### PROBLEM
Would you please print the data a second time, exactly as it stands?

───── INPUT RECORDS ─────

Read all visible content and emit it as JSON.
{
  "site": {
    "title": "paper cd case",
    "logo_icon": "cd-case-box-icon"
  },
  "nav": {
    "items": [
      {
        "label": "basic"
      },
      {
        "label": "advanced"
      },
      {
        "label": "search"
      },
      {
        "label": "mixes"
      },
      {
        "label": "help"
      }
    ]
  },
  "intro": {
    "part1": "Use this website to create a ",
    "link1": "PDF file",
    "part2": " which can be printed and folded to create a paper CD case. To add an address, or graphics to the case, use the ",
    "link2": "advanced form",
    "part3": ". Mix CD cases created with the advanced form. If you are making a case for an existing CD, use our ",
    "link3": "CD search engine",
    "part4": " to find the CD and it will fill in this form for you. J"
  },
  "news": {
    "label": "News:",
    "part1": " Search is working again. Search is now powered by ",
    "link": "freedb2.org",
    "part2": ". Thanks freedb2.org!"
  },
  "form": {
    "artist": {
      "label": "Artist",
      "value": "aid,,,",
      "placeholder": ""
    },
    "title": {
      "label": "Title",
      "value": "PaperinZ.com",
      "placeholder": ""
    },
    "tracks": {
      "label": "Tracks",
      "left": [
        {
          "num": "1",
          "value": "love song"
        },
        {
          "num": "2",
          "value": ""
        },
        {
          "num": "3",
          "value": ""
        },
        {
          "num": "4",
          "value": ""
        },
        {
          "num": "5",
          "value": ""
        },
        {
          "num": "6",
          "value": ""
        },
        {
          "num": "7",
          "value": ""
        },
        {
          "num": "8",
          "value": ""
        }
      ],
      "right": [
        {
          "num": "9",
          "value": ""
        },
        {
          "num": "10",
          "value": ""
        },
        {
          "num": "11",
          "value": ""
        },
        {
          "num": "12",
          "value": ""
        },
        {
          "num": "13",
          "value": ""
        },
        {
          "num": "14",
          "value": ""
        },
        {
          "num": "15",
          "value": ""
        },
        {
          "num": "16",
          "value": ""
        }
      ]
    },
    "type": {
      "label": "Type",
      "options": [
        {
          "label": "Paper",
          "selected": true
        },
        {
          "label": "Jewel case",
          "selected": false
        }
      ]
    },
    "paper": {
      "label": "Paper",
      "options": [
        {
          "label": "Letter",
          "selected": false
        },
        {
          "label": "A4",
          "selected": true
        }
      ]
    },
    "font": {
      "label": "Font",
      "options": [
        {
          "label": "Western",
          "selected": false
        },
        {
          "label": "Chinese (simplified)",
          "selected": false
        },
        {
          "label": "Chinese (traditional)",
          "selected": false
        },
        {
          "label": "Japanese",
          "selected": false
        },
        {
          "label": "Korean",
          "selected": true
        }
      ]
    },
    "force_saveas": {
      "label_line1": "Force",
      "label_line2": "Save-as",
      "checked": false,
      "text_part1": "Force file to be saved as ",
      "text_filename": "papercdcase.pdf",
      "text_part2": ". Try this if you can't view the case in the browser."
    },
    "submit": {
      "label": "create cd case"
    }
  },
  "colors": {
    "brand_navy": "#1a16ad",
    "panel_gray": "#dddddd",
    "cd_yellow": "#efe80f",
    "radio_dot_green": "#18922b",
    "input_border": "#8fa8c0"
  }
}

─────

### WRITTEN SOLUTION
Read all visible content and emit it as JSON.
{
  "site": {
    "title": "paper cd case",
    "logo_icon": "cd-case-box-icon"
  },
  "nav": {
    "items": [
      {
        "label": "basic"
      },
      {
        "label": "advanced"
      },
      {
        "label": "search"
      },
      {
        "label": "mixes"
      },
      {
        "label": "help"
      }
    ]
  },
  "intro": {
    "part1": "Use this website to create a ",
    "link1": "PDF file",
    "part2": " which can be printed and folded to create a paper CD case. To add an address, or graphics to the case, use the ",
    "link2": "advanced form",
    "part3": ". Mix CD cases created with the advanced form. If you are making a case for an existing CD, use our ",
    "link3": "CD search engine",
    "part4": " to find the CD and it will fill in this form for you. J"
  },
  "news": {
    "label": "News:",
    "part1": " Search is working again. Search is now powered by ",
    "link": "freedb2.org",
    "part2": ". Thanks freedb2.org!"
  },
  "form": {
    "artist": {
      "label": "Artist",
      "value": "aid,,,",
      "placeholder": ""
    },
    "title": {
      "label": "Title",
      "value": "PaperinZ.com",
      "placeholder": ""
    },
    "tracks": {
      "label": "Tracks",
      "left": [
        {
          "num": "1",
          "value": "love song"
        },
        {
          "num": "2",
          "value": ""
        },
        {
          "num": "3",
          "value": ""
        },
        {
          "num": "4",
          "value": ""
        },
        {
          "num": "5",
          "value": ""
        },
        {
          "num": "6",
          "value": ""
        },
        {
          "num": "7",
          "value": ""
        },
        {
          "num": "8",
          "value": ""
        }
      ],
      "right": [
        {
          "num": "9",
          "value": ""
        },
        {
          "num": "10",
          "value": ""
        },
        {
          "num": "11",
          "value": ""
        },
        {
          "num": "12",
          "value": ""
        },
        {
          "num": "13",
          "value": ""
        },
        {
          "num": "14",
          "value": ""
        },
        {
          "num": "15",
          "value": ""
        },
        {
          "num": "16",
          "value": ""
        }
      ]
    },
    "type": {
      "label": "Type",
      "options": [
        {
          "label": "Paper",
          "selected": true
        },
        {
          "label": "Jewel case",
          "selected": false
        }
      ]
    },
    "paper": {
      "label": "Paper",
      "options": [
        {
          "label": "Letter",
          "selected": false
        },
        {
          "label": "A4",
          "selected": true
        }
      ]
    },
    "font": {
      "label": "Font",
      "options": [
        {
          "label": "Western",
          "selected": false
        },
        {
          "label": "Chinese (simplified)",
          "selected": false
        },
        {
          "label": "Chinese (traditional)",
          "selected": false
        },
        {
          "label": "Japanese",
          "selected": false
        },
        {
          "label": "Korean",
          "selected": true
        }
      ]
    },
    "force_saveas": {
      "label_line1": "Force",
      "label_line2": "Save-as",
      "checked": false,
      "text_part1": "Force file to be saved as ",
      "text_filename": "papercdcase.pdf",
      "text_part2": ". Try this if you can't view the case in the browser."
    },
    "submit": {
      "label": "create cd case"
    }
  },
  "colors": {
    "brand_navy": "#1a16ad",
    "panel_gray": "#dddddd",
    "cd_yellow": "#efe80f",
    "radio_dot_green": "#18922b",
    "input_border": "#8fa8c0"
  }
}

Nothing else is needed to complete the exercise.